Brief: Because the listing below is to be kept intact, restate all of it word for word.

Data records:
━━━━

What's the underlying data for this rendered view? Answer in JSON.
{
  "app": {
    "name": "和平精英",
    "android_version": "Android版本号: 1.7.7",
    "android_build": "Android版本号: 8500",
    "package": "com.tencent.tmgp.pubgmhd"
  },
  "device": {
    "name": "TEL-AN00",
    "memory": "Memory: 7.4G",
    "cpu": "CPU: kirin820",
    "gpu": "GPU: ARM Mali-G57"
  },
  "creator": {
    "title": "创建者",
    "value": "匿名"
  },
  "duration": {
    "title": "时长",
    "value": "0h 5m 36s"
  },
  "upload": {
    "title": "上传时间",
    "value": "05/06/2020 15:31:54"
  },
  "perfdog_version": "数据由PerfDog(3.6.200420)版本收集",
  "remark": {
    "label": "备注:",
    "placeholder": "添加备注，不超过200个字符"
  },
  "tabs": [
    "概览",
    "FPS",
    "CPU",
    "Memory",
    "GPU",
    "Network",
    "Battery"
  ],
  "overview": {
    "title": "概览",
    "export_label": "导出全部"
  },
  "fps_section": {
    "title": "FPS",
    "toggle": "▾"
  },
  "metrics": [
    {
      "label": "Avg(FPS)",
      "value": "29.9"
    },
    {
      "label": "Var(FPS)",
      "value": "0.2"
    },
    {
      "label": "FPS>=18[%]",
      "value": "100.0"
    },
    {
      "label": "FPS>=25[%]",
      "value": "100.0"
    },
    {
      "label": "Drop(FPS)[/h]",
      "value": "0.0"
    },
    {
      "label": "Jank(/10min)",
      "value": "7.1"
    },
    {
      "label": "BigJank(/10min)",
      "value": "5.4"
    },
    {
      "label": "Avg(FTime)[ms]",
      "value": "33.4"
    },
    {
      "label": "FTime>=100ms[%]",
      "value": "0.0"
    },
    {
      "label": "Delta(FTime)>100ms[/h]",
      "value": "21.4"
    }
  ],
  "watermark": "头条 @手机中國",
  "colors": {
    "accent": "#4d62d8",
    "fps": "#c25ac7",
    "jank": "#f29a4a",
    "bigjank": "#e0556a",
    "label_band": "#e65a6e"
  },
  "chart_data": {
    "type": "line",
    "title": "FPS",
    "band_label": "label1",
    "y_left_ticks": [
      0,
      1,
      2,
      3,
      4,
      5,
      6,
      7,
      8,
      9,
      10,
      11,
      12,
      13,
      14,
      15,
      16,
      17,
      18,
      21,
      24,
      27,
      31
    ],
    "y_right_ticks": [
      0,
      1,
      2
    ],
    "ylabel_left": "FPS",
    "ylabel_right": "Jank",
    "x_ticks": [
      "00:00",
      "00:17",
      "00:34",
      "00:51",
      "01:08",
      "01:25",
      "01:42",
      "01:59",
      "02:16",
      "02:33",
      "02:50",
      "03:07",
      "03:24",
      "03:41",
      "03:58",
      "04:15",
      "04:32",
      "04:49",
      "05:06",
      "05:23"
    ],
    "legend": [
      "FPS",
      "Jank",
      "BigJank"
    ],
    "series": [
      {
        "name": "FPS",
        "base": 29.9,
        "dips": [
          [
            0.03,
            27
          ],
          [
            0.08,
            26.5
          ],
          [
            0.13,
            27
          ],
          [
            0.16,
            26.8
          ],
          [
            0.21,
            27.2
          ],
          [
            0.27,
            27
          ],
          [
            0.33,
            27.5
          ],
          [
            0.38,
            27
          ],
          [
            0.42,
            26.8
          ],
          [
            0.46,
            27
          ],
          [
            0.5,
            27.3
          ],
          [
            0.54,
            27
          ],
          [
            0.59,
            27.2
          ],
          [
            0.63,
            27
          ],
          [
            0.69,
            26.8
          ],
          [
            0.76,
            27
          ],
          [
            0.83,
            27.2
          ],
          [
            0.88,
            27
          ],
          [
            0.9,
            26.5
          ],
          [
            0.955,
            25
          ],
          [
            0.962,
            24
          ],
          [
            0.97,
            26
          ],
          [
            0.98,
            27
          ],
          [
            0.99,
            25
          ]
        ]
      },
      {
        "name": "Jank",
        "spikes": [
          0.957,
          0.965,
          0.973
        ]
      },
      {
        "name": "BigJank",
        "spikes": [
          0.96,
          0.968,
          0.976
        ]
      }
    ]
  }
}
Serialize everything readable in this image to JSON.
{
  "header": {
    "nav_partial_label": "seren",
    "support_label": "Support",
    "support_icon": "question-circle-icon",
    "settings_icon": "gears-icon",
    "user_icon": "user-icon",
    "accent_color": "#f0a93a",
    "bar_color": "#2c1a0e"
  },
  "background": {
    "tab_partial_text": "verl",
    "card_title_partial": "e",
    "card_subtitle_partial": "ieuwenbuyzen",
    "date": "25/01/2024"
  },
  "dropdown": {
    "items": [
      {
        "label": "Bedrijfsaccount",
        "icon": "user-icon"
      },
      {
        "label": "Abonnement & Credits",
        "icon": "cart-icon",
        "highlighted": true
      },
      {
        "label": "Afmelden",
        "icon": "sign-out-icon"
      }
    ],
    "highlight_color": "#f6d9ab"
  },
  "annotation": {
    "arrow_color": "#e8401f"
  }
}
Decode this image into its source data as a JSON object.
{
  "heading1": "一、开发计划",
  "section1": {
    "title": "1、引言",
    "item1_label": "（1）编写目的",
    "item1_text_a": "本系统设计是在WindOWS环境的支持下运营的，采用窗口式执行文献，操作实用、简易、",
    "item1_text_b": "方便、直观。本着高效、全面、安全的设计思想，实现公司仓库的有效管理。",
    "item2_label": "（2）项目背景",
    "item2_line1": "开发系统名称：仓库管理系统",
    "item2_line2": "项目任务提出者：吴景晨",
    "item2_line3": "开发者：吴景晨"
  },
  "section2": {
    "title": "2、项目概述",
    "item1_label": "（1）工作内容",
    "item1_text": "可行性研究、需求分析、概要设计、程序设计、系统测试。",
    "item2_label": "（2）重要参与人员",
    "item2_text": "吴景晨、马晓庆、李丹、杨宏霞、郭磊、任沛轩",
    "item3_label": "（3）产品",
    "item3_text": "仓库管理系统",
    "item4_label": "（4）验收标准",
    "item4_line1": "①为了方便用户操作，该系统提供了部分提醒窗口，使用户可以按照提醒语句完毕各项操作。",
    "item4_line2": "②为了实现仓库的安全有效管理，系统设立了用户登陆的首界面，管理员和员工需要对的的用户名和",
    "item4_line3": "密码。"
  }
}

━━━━

Your response:
What's the underlying data for this rendered view? Answer in JSON.
{
  "app": {
    "name": "和平精英",
    "android_version": "Android版本号: 1.7.7",
    "android_build": "Android版本号: 8500",
    "package": "com.tencent.tmgp.pubgmhd"
  },
  "device": {
    "name": "TEL-AN00",
    "memory": "Memory: 7.4G",
    "cpu": "CPU: kirin820",
    "gpu": "GPU: ARM Mali-G57"
  },
  "creator": {
    "title": "创建者",
    "value": "匿名"
  },
  "duration": {
    "title": "时长",
    "value": "0h 5m 36s"
  },
  "upload": {
    "title": "上传时间",
    "value": "05/06/2020 15:31:54"
  },
  "perfdog_version": "数据由PerfDog(3.6.200420)版本收集",
  "remark": {
    "label": "备注:",
    "placeholder": "添加备注，不超过200个字符"
  },
  "tabs": [
    "概览",
    "FPS",
    "CPU",
    "Memory",
    "GPU",
    "Network",
    "Battery"
  ],
  "overview": {
    "title": "概览",
    "export_label": "导出全部"
  },
  "fps_section": {
    "title": "FPS",
    "toggle": "▾"
  },
  "metrics": [
    {
      "label": "Avg(FPS)",
      "value": "29.9"
    },
    {
      "label": "Var(FPS)",
      "value": "0.2"
    },
    {
      "label": "FPS>=18[%]",
      "value": "100.0"
    },
    {
      "label": "FPS>=25[%]",
      "value": "100.0"
    },
    {
      "label": "Drop(FPS)[/h]",
      "value": "0.0"
    },
    {
      "label": "Jank(/10min)",
      "value": "7.1"
    },
    {
      "label": "BigJank(/10min)",
      "value": "5.4"
    },
    {
      "label": "Avg(FTime)[ms]",
      "value": "33.4"
    },
    {
      "label": "FTime>=100ms[%]",
      "value": "0.0"
    },
    {
      "label": "Delta(FTime)>100ms[/h]",
      "value": "21.4"
    }
  ],
  "watermark": "头条 @手机中國",
  "colors": {
    "accent": "#4d62d8",
    "fps": "#c25ac7",
    "jank": "#f29a4a",
    "bigjank": "#e0556a",
    "label_band": "#e65a6e"
  },
  "chart_data": {
    "type": "line",
    "title": "FPS",
    "band_label": "label1",
    "y_left_ticks": [
      0,
      1,
      2,
      3,
      4,
      5,
      6,
      7,
      8,
      9,
      10,
      11,
      12,
      13,
      14,
      15,
      16,
      17,
      18,
      21,
      24,
      27,
      31
    ],
    "y_right_ticks": [
      0,
      1,
      2
    ],
    "ylabel_left": "FPS",
    "ylabel_right": "Jank",
    "x_ticks": [
      "00:00",
      "00:17",
      "00:34",
      "00:51",
      "01:08",
      "01:25",
      "01:42",
      "01:59",
      "02:16",
      "02:33",
      "02:50",
      "03:07",
      "03:24",
      "03:41",
      "03:58",
      "04:15",
      "04:32",
      "04:49",
      "05:06",
      "05:23"
    ],
    "legend": [
      "FPS",
      "Jank",
      "BigJank"
    ],
    "series": [
      {
        "name": "FPS",
        "base": 29.9,
        "dips": [
          [
            0.03,
            27
          ],
          [
            0.08,
            26.5
          ],
          [
            0.13,
            27
          ],
          [
            0.16,
            26.8
          ],
          [
            0.21,
            27.2
          ],
          [
            0.27,
            27
          ],
          [
            0.33,
            27.5
          ],
          [
            0.38,
            27
          ],
          [
            0.42,
            26.8
          ],
          [
            0.46,
            27
          ],
          [
            0.5,
            27.3
          ],
          [
            0.54,
            27
          ],
          [
            0.59,
            27.2
          ],
          [
            0.63,
            27
          ],
          [
            0.69,
            26.8
          ],
          [
            0.76,
            27
          ],
          [
            0.83,
            27.2
          ],
          [
            0.88,
            27
          ],
          [
            0.9,
            26.5
          ],
          [
            0.955,
            25
          ],
          [
            0.962,
            24
          ],
          [
            0.97,
            26
          ],
          [
            0.98,
            27
          ],
          [
            0.99,
            25
          ]
        ]
      },
      {
        "name": "Jank",
        "spikes": [
          0.957,
          0.965,
          0.973
        ]
      },
      {
        "name": "BigJank",
        "spikes": [
          0.96,
          0.968,
          0.976
        ]
      }
    ]
  }
}
Serialize everything readable in this image to JSON.
{
  "header": {
    "nav_partial_label": "seren",
    "support_label": "Support",
    "support_icon": "question-circle-icon",
    "settings_icon": "gears-icon",
    "user_icon": "user-icon",
    "accent_color": "#f0a93a",
    "bar_color": "#2c1a0e"
  },
  "background": {
    "tab_partial_text": "verl",
    "card_title_partial": "e",
    "card_subtitle_partial": "ieuwenbuyzen",
    "date": "25/01/2024"
  },
  "dropdown": {
    "items": [
      {
        "label": "Bedrijfsaccount",
        "icon": "user-icon"
      },
      {
        "label": "Abonnement & Credits",
        "icon": "cart-icon",
        "highlighted": true
      },
      {
        "label": "Afmelden",
        "icon": "sign-out-icon"
      }
    ],
    "highlight_color": "#f6d9ab"
  },
  "annotation": {
    "arrow_color": "#e8401f"
  }
}
Decode this image into its source data as a JSON object.
{
  "heading1": "一、开发计划",
  "section1": {
    "title": "1、引言",
    "item1_label": "（1）编写目的",
    "item1_text_a": "本系统设计是在WindOWS环境的支持下运营的，采用窗口式执行文献，操作实用、简易、",
    "item1_text_b": "方便、直观。本着高效、全面、安全的设计思想，实现公司仓库的有效管理。",
    "item2_label": "（2）项目背景",
    "item2_line1": "开发系统名称：仓库管理系统",
    "item2_line2": "项目任务提出者：吴景晨",
    "item2_line3": "开发者：吴景晨"
  },
  "section2": {
    "title": "2、项目概述",
    "item1_label": "（1）工作内容",
    "item1_text": "可行性研究、需求分析、概要设计、程序设计、系统测试。",
    "item2_label": "（2）重要参与人员",
    "item2_text": "吴景晨、马晓庆、李丹、杨宏霞、郭磊、任沛轩",
    "item3_label": "（3）产品",
    "item3_text": "仓库管理系统",
    "item4_label": "（4）验收标准",
    "item4_line1": "①为了方便用户操作，该系统提供了部分提醒窗口，使用户可以按照提醒语句完毕各项操作。",
    "item4_line2": "②为了实现仓库的安全有效管理，系统设立了用户登陆的首界面，管理员和员工需要对的的用户名和",
    "item4_line3": "密码。"
  }
}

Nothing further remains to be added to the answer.